There is a reason journalists use “man on the street” interviews. It is because they work so well. They grab the audience as nothing else can. When the microphone is placed in front of the mouth of an ordinary soul, something new and surprising often is shared. And so it is that, using this technique, […]
A Writer’s Life
The State of the State July was a month of wonderful summer weather punctuated by a couple thunder and lightning storms and a grand adventure to southeastern Oregon. Steen’s Mountain is about as far into the middle of nowhere as one can get, so I don’t undertake these little jaunts on my own. My sister […]
The State of the State Omar and I met twelve years and three months ago at the Oregon Humane Society. After looking at all the cats in the place, some of them twice, I happened to glance into the cat play area where I spotted a magnificent animal stretched out on one of the platforms, […]
The State of the State A friend of mine who shall remain nameless in the interests of privacy is under the weather and likely to be so for a while. Since she is not able to garden, she asked me to compile a summer reading list to keep her from going insane. It only makes […]
The State of the State We live in scary times. It’s probably relative. The problem is, we know so much more than we did before good old cyberspace rolled in and took over our lives. For myself, I want to know what’s going on so I can decide what to do next. That’s the rationale. […]
The State of the State Friday night I watched the Blazers play the Nuggets in the NBA playoffs. It was a home game, and I was hooked up to a friend’s ESPN, all by myself save for a dog and a bowl of ice cream. What started as just another game ended in an epic […]
The State of the State When I worked at Newberg High School some eons ago, I used to wear a “No Whining” button–one of those circles with the line through it. I loved those kids. We’d have poetry readings at my house once a month and I’d make dessert. Poems were read and critiqued and […]
The State of the State “February is the cruelest month in western Oregon”, or so says amateur sleuth Emma Golden in The Difficult Sister, the second book in my Emma Golden Mystery Series. I put those words in her head for a reason. By February in these parts, most of us have had it. The […]
The State of the State If you are reading this, you are connected to the new judynedry.com website, completely updated and sporting with a fresh new look.
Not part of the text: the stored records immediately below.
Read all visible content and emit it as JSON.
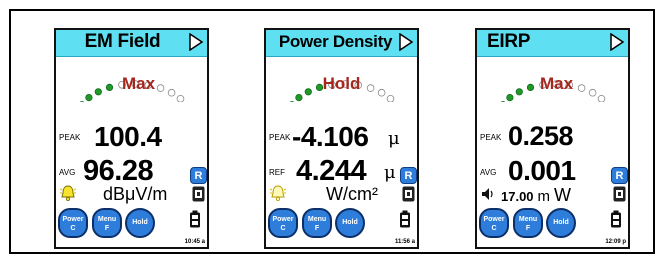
{
  "screens": [
    {
      "title": "EM Field",
      "mode": "Max",
      "row1": {
        "label": "PEAK",
        "value": "100.4",
        "unit_symbol": ""
      },
      "row2": {
        "label": "AVG",
        "value": "96.28",
        "unit_symbol": ""
      },
      "range_button": "R",
      "unit": "dBμV/m",
      "status_icon": "bell-alert-icon",
      "buttons": {
        "power": "Power",
        "power_sub": "C",
        "menu": "Menu",
        "menu_sub": "F",
        "hold": "Hold"
      },
      "time": "10:45 a",
      "dots_filled": 4,
      "dots_total": 10
    },
    {
      "title": "Power Density",
      "mode": "Hold",
      "row1": {
        "label": "PEAK",
        "value": "-4.106",
        "unit_symbol": "μ"
      },
      "row2": {
        "label": "REF",
        "value": "4.244",
        "unit_symbol": "μ"
      },
      "range_button": "R",
      "unit": "W/cm²",
      "status_icon": "bell-icon",
      "buttons": {
        "power": "Power",
        "power_sub": "C",
        "menu": "Menu",
        "menu_sub": "F",
        "hold": "Hold"
      },
      "time": "11:56 a",
      "dots_filled": 4,
      "dots_total": 10
    },
    {
      "title": "EIRP",
      "mode": "Max",
      "row1": {
        "label": "PEAK",
        "value": "0.258",
        "unit_symbol": ""
      },
      "row2": {
        "label": "AVG",
        "value": "0.001",
        "unit_symbol": ""
      },
      "range_button": "R",
      "audio_value": "17.00",
      "audio_prefix": "m",
      "unit": "W",
      "status_icon": "speaker-icon",
      "buttons": {
        "power": "Power",
        "power_sub": "C",
        "menu": "Menu",
        "menu_sub": "F",
        "hold": "Hold"
      },
      "time": "12:09 p",
      "dots_filled": 4,
      "dots_total": 10
    }
  ],
  "colors": {
    "title_bar": "#5fe0f2",
    "dot_filled": "#1f9a2a",
    "mode_text": "#a4281e",
    "button_blue": "#2f7ddb"
  }
}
A round of applause goes out to my friend and Internet Guru Aaron Yeagle. I met Aaron when I moved back to Portland from wine country in late […]
This is way too exciting to wait until my next newsletter. Here it is. Ta-DA! Designed by Aaron Yeagle, this is the cover for Blackthorn, my soon-to-be-released gothic novel! The book is written, but it’s not done yet. It’s not baked. At this stage, consider that it is in a warm room, rising. It will […]
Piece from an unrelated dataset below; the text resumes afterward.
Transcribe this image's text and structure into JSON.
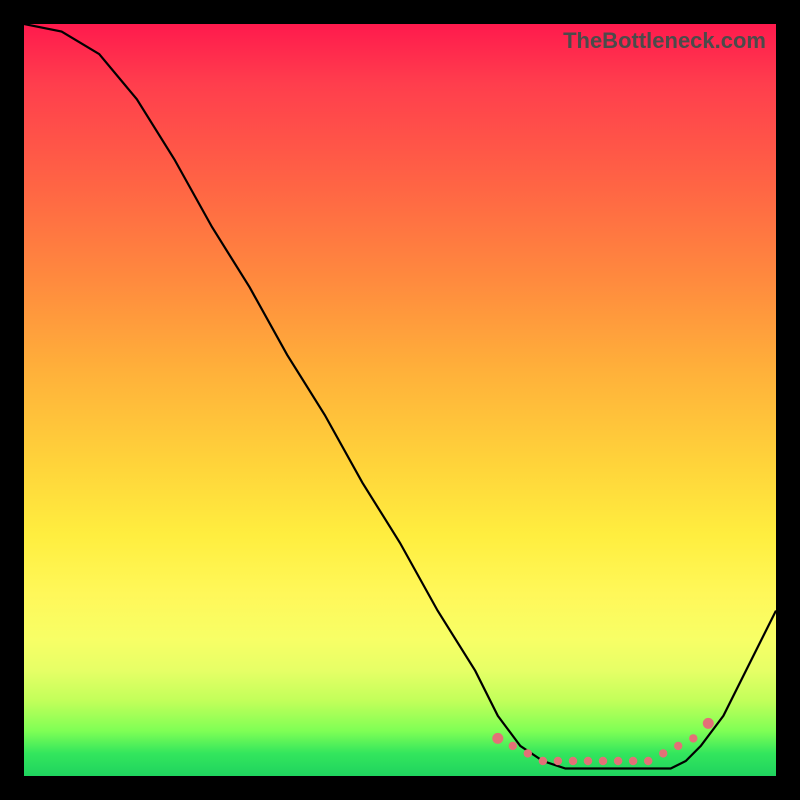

The State of the State I write this on New Year’s Day, looking back on a year that has fizzled and looking forward to a fresh new year filled with plans, anticipation, surprises, and Things That Must Be Dealt With. In my life today, it is always good when Christmas is over. My favorite holiday […]
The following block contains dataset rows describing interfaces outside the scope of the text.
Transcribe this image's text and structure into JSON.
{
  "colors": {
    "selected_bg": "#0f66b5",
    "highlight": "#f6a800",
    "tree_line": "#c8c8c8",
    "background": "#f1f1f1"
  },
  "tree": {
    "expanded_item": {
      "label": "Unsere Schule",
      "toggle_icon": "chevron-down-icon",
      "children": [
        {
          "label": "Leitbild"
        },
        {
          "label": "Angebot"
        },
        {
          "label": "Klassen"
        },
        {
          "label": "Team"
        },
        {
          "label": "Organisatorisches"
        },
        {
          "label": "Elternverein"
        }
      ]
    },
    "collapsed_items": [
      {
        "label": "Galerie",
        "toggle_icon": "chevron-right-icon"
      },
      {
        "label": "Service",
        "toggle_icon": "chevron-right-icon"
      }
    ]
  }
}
The state of the state Once again, it is past mid-month and I find myself wondering how on earth this happened. The month began with several days spent in the bowels of the Multnomah County Elections Office doing the very necessary and unglamorous business of preparing ballots to be run through counting machines. Democracy isn’t […]
The state of the state Delicious autumn! My very soul is wedded to it, and if I were a bird I would fly about the earth seeking the successive autumns. –George Eliot I just spent a week with one of my favorite girls–Ginger, the strawberry blond Aussie Cattle Dog. “Now that’s a proper cattle […]